Roest said that when doing business in a foreign country it is more difficult than in the investor’s home country to assess whether a potential business partner is reliable. This especially matters for SMEs which in the Netherlands do a lot of business on the basis of mutual trust. Many companies work together for many years through generations of owners, and even do business based on verbal agreements only. He said that when working internationally it is more difficult to check references and to completely understand another person by his or her language or manners.
The Netherlands Chamber of Commerce is also helping its members to face the challenges flowing from the economic crisis.
“We organise a lot of activities where our members – managers and entrepreneurs – can meet each other and other business people from outside the chamber,” said Roest. “This provides opportunities for exchanging experiences on how they are dealing with the crisis. Further, we also organise seminars on this topic. Finally, this networking can help in finding new customers.”
Prospects for cooperation
Daoud sees logistics, warehousing, and transport services connected with the Port of Rotterdam as strong points of Dutch companies and as prospective for further cooperation between the two countries. But she adds that the Netherlands also has a tradition in energy-saving production systems, robotics and water management and these also have good prospects.
“The aim is always to define a need in the Netherlands or in Slovakia and to see if the other can offer the solution, so that both economies profit,” said Daoud.
Roest thinks that all established sectors of Slovak-Dutch cooperation continue to offer good prospects, as do several areas that require further advancement in Slovakia, such as tourism, clean energy, information and communication technologies, business services, and research and development.

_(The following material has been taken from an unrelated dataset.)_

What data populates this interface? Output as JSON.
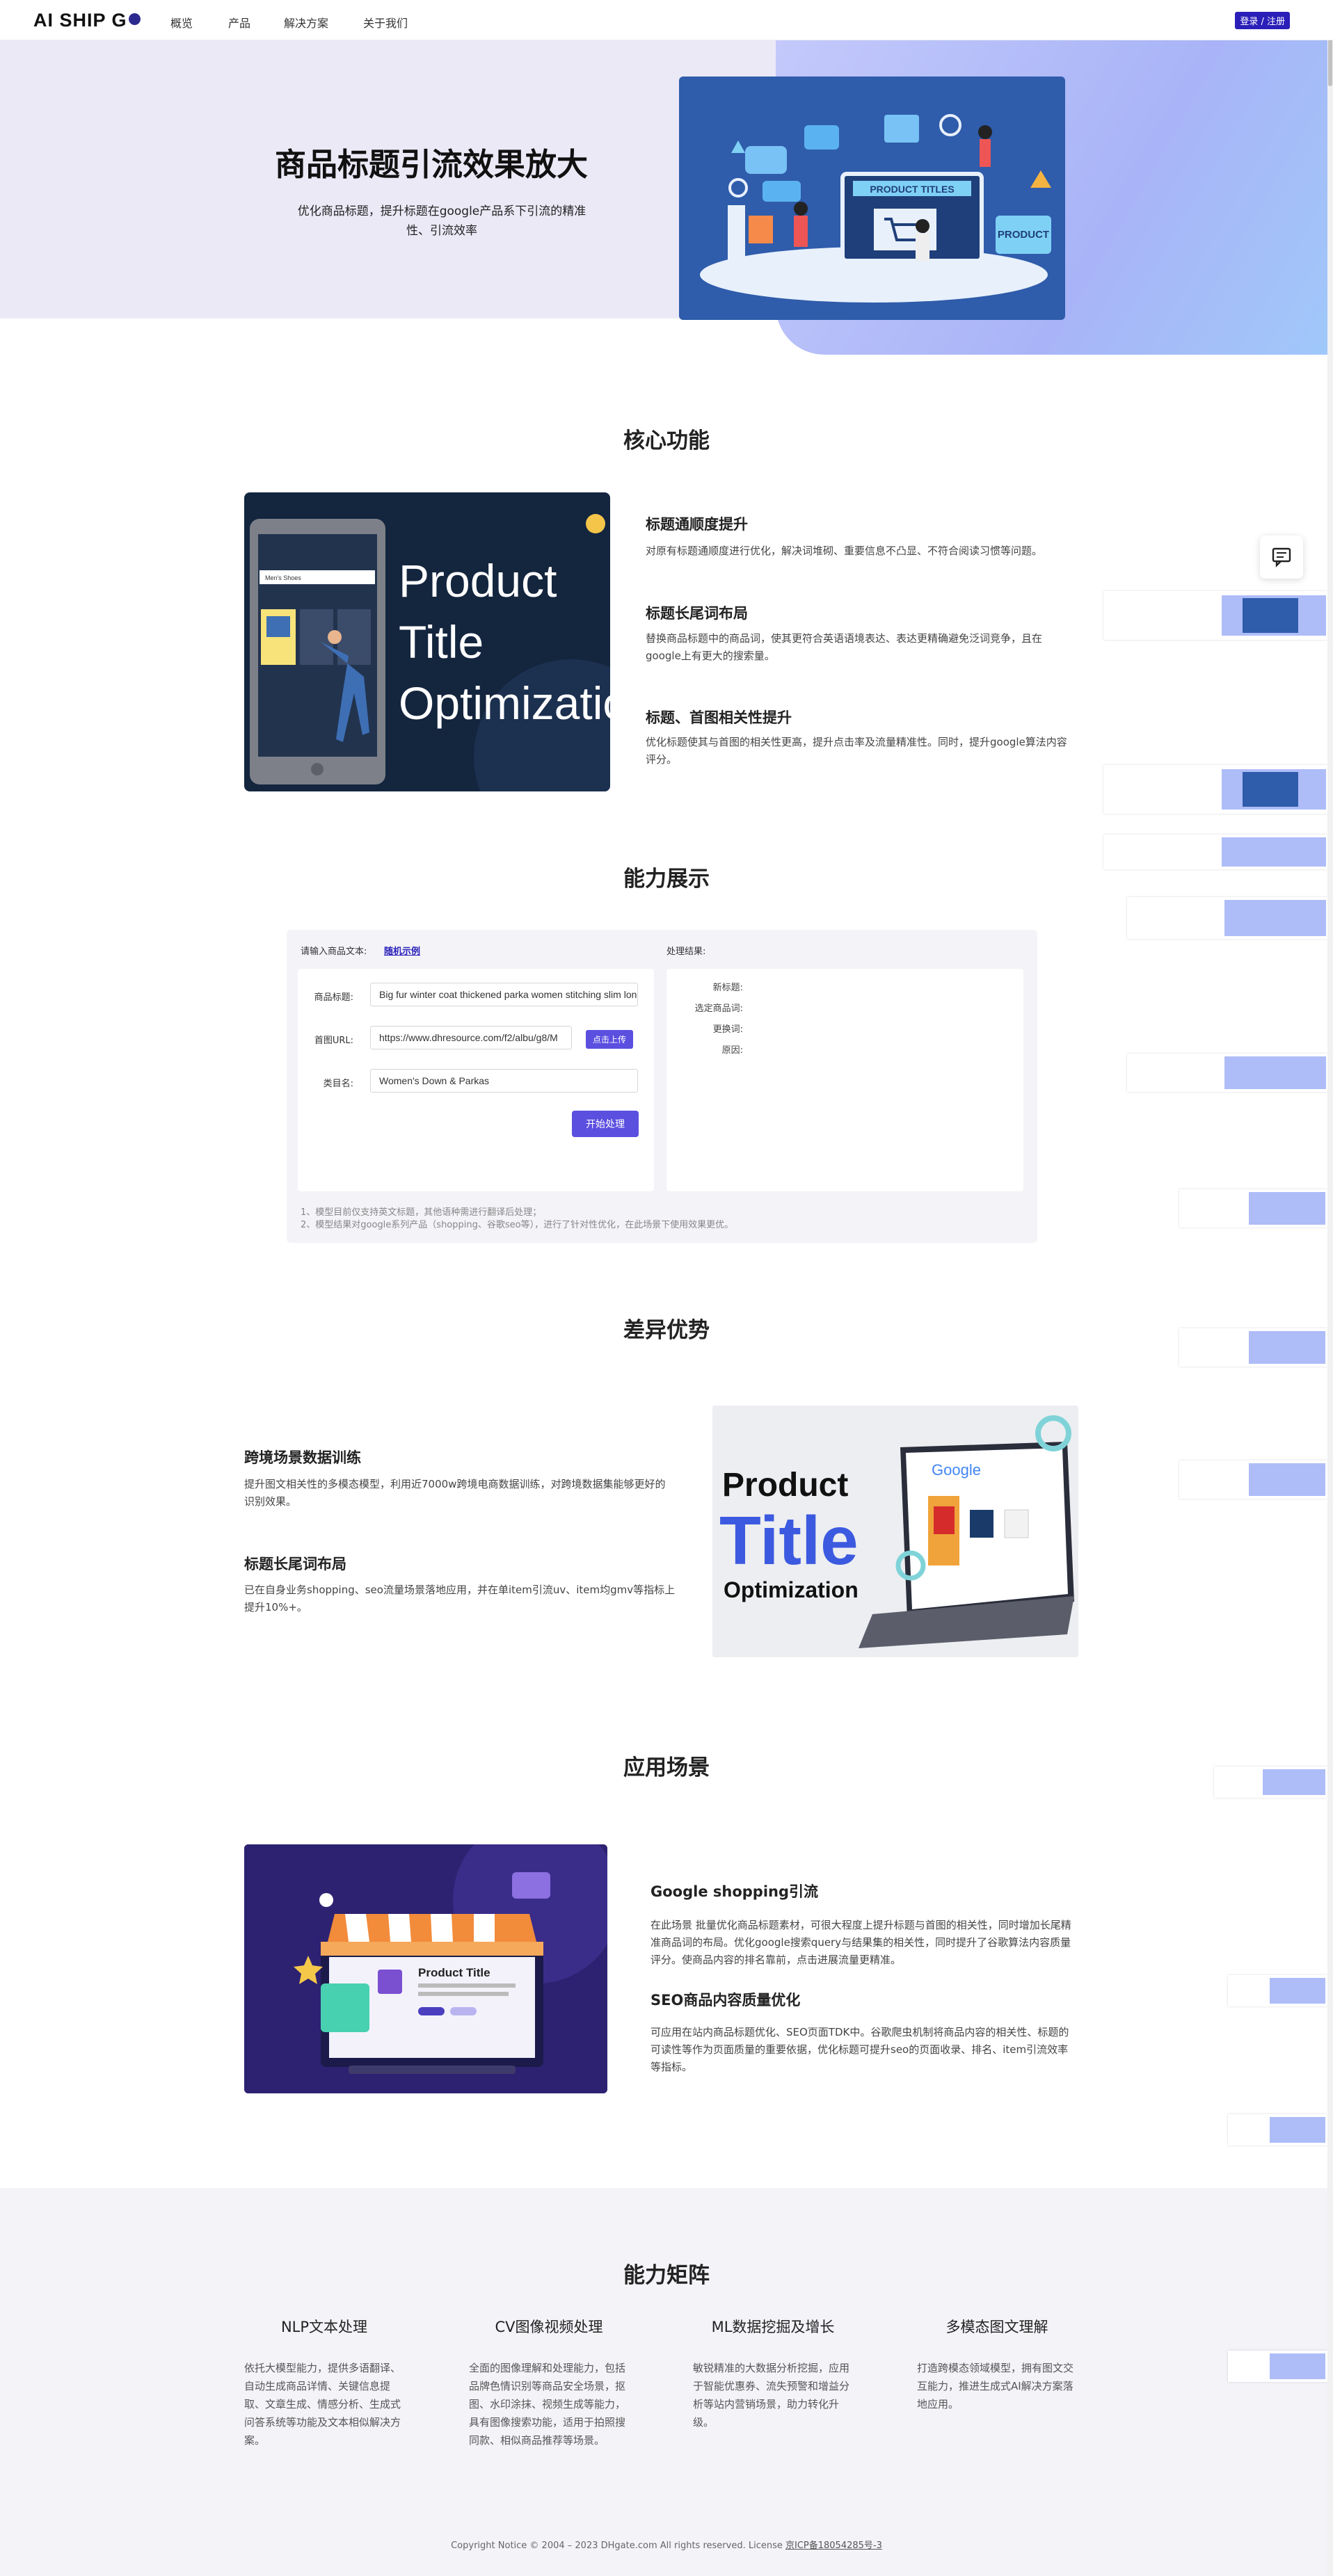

“Slovakia is eager to develop these sectors and has a great potential, not only as a market but also as a location with a qualified labour force,” said Roest. “In the Netherlands a lot of know-how is available, but it is often difficult to find technically qualified labour, especially for small and medium-sized companies. So cooperation could be fruitful for both.”
The trade balance between Slovakia and the Netherlands has been strongly in favour of Slovakia for several years. Daoud explained to The Slovak Spectator that the reason for this surplus is the export of assembled products from Slovakia to the Netherlands when Dutch companies have outsourced their production to Slovakia, mainly in the mechanical engineering and food industries. The Netherlands reported a negative trade balance with Slovakia last year of €259.231 million.
“The trade volumes on both sides of this balance are continuously growing and so is the volume of investment from the Netherlands to Slovakia,” said Daoud. “For Slovaks, the Netherlands is the 9th most important export territory, despite the crisis.”
Regarding the most traded commodities, Roest said Slovakia exports mainly televisions and cars to the Netherlands which is logical because of the production facilities in Slovakia. Other commodities include chemicals, machines and agricultural products. Slovakia imports pharmaceuticals, equipment related to energy production, metal processing machines, animals and agricultural products from Holland.
“The results of bilateral trade in 2009 fell compared to 2008,” said Roest. “The first months in 2010 show a very positive result in bilateral trade; in some case we can see a 100-percent increase compared to the same months in 2009.”
28. Jun 2010 at 0:00 | Jana Liptáková